* _WHAT IS EXPECTED_
Filter the entries below, keeping only lines with "data".
::::::::
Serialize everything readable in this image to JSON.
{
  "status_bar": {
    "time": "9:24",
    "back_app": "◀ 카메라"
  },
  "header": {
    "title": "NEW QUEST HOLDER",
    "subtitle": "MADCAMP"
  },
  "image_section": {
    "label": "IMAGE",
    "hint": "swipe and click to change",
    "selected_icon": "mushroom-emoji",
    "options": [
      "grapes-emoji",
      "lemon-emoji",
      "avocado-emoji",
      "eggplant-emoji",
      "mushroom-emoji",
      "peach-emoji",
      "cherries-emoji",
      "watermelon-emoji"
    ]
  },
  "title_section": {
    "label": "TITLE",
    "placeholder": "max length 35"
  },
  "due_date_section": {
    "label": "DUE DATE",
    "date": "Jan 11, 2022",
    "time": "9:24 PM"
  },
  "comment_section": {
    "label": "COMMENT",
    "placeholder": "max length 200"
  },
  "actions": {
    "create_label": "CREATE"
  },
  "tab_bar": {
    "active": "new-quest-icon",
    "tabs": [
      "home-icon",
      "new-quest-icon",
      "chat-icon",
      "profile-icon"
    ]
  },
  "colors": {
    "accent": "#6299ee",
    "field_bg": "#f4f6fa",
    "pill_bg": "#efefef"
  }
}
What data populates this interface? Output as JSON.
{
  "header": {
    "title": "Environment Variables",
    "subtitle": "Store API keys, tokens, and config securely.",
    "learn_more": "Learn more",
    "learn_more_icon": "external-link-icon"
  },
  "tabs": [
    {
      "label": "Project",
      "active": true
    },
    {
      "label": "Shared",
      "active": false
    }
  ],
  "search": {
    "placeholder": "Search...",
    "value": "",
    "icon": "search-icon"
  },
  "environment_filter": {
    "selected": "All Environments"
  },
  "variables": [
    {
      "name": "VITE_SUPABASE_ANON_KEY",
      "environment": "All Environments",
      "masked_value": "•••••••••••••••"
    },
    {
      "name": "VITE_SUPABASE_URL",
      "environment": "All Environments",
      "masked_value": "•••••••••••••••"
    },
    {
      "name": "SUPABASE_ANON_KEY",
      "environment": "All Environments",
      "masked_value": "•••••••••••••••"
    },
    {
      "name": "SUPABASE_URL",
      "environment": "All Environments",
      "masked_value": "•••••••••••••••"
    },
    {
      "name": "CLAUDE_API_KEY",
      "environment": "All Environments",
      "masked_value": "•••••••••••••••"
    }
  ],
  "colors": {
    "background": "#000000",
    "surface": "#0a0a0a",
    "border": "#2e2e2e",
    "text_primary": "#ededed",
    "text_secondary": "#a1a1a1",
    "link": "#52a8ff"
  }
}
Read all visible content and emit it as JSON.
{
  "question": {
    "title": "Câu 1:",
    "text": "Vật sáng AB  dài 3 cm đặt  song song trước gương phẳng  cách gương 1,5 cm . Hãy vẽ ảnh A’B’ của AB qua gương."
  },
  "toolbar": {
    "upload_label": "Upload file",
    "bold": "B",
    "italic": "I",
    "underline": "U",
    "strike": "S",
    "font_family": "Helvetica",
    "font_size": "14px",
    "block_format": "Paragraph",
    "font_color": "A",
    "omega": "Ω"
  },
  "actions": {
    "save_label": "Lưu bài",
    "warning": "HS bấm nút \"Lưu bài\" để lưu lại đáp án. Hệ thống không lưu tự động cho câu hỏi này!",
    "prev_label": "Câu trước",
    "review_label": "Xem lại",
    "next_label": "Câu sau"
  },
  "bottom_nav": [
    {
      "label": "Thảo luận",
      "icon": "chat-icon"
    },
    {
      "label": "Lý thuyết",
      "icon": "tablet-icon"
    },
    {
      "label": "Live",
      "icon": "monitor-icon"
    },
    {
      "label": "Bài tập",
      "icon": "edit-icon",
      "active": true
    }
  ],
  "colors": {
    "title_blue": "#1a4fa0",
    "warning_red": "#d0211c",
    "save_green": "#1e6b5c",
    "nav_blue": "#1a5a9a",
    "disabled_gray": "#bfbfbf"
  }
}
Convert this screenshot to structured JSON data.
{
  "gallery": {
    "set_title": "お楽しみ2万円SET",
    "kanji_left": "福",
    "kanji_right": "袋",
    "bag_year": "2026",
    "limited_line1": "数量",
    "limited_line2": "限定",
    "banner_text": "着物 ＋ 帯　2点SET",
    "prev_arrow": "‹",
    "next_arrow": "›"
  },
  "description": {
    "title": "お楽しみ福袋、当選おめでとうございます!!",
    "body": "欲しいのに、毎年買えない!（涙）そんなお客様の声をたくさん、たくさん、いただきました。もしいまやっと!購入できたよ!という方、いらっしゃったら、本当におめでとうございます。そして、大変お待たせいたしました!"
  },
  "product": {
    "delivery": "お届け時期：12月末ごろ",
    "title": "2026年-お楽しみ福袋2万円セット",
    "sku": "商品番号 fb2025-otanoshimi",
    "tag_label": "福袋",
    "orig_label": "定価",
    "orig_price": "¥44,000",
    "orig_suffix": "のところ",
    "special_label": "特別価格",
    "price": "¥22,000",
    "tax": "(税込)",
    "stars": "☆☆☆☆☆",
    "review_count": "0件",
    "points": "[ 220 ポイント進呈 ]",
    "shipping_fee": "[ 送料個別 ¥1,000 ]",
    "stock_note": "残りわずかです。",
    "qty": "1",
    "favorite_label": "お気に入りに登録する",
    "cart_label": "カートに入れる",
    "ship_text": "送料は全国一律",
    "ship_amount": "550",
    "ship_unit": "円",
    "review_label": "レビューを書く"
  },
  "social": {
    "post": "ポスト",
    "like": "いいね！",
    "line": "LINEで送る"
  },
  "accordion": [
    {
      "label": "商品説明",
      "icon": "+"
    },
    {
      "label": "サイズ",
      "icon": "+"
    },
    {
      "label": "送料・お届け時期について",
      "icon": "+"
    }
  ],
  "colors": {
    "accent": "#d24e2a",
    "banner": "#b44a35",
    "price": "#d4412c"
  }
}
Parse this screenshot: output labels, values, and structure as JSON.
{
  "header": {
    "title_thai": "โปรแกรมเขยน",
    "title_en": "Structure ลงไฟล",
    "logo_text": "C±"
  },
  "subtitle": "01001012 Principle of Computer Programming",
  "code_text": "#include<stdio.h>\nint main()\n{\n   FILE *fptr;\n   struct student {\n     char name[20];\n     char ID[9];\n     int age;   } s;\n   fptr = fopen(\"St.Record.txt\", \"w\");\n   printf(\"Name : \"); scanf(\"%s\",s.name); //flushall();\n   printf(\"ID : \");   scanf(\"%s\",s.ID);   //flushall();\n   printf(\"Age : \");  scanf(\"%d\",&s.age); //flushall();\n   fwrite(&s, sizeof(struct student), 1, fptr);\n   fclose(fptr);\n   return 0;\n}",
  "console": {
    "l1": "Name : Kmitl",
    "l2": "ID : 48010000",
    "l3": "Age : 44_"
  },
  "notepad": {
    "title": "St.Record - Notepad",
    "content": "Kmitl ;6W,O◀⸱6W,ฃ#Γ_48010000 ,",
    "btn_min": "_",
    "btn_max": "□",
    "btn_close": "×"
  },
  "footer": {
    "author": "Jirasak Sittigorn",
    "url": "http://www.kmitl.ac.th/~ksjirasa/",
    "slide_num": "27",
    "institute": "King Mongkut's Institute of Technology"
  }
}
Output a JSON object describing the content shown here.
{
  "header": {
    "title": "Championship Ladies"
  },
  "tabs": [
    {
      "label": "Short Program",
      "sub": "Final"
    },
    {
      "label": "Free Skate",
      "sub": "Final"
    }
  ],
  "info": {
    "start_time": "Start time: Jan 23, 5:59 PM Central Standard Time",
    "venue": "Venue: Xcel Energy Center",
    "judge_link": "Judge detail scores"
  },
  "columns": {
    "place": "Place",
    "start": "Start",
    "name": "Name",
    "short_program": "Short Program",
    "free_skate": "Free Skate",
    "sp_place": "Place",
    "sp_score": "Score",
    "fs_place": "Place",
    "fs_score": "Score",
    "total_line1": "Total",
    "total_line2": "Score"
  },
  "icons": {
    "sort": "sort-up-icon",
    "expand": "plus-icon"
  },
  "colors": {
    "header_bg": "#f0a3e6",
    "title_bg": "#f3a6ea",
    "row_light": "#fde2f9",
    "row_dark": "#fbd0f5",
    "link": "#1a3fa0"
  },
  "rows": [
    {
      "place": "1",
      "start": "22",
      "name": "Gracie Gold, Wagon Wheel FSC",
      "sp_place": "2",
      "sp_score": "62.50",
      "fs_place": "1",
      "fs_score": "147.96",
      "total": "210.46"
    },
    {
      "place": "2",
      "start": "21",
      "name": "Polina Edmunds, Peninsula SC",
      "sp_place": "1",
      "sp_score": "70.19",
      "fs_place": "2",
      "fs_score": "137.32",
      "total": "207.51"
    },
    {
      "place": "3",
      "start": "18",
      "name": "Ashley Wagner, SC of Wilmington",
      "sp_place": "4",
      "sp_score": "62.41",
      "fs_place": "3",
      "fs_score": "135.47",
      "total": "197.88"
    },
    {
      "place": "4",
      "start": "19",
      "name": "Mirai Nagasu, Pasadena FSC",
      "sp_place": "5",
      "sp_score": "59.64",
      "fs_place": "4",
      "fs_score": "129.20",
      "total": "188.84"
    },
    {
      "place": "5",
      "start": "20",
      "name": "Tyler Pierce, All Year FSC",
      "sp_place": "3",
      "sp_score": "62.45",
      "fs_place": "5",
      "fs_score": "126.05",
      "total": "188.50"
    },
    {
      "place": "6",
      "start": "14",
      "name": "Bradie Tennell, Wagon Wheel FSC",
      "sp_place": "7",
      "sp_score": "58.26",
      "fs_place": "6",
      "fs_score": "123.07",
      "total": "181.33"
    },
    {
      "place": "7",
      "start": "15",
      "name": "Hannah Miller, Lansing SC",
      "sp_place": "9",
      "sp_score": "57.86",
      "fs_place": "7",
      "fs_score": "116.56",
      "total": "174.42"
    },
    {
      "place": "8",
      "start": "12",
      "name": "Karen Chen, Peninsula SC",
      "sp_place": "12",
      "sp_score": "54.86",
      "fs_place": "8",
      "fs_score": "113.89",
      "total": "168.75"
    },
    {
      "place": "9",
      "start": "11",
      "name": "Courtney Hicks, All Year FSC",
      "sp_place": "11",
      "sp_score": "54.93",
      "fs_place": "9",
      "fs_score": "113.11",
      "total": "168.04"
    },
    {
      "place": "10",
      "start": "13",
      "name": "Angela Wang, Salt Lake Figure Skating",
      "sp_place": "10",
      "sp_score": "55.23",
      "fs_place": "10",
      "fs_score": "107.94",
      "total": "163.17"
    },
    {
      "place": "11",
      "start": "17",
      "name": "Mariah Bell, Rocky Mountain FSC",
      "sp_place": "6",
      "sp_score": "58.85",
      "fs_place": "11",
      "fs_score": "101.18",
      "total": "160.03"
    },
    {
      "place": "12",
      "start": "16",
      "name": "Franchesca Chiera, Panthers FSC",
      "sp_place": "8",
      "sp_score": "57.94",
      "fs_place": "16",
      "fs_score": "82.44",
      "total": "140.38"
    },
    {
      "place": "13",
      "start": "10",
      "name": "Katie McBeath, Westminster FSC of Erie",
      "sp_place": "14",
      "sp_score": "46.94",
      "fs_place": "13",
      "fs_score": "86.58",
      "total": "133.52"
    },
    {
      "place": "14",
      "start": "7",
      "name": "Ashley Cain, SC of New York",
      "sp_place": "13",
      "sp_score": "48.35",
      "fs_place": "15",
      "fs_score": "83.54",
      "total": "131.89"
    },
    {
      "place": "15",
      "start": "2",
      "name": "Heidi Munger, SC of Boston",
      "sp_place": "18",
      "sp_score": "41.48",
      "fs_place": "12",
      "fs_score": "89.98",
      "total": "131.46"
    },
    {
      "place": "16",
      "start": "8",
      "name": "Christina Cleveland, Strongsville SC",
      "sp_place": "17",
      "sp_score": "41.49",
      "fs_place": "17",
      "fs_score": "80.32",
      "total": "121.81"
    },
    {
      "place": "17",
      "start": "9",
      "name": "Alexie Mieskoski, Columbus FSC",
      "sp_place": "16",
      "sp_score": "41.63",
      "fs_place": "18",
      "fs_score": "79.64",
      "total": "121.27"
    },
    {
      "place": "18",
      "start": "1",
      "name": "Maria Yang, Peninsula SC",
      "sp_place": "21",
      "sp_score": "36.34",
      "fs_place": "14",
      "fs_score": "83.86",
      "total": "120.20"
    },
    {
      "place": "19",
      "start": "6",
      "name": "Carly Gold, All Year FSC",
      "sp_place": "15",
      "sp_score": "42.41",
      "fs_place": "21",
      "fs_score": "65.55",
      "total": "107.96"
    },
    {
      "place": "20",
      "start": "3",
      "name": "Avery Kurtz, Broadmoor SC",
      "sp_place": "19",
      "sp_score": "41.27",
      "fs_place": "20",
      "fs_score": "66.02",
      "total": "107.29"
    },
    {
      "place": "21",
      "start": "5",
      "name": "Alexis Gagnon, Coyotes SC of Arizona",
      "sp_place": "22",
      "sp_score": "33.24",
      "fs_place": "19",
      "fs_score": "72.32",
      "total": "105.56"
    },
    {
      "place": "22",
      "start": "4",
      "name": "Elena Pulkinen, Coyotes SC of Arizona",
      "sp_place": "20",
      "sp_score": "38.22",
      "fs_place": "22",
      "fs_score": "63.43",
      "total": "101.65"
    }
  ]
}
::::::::
* _TASK ANSWER_
What data populates this interface? Output as JSON.
Convert this screenshot to structured JSON data.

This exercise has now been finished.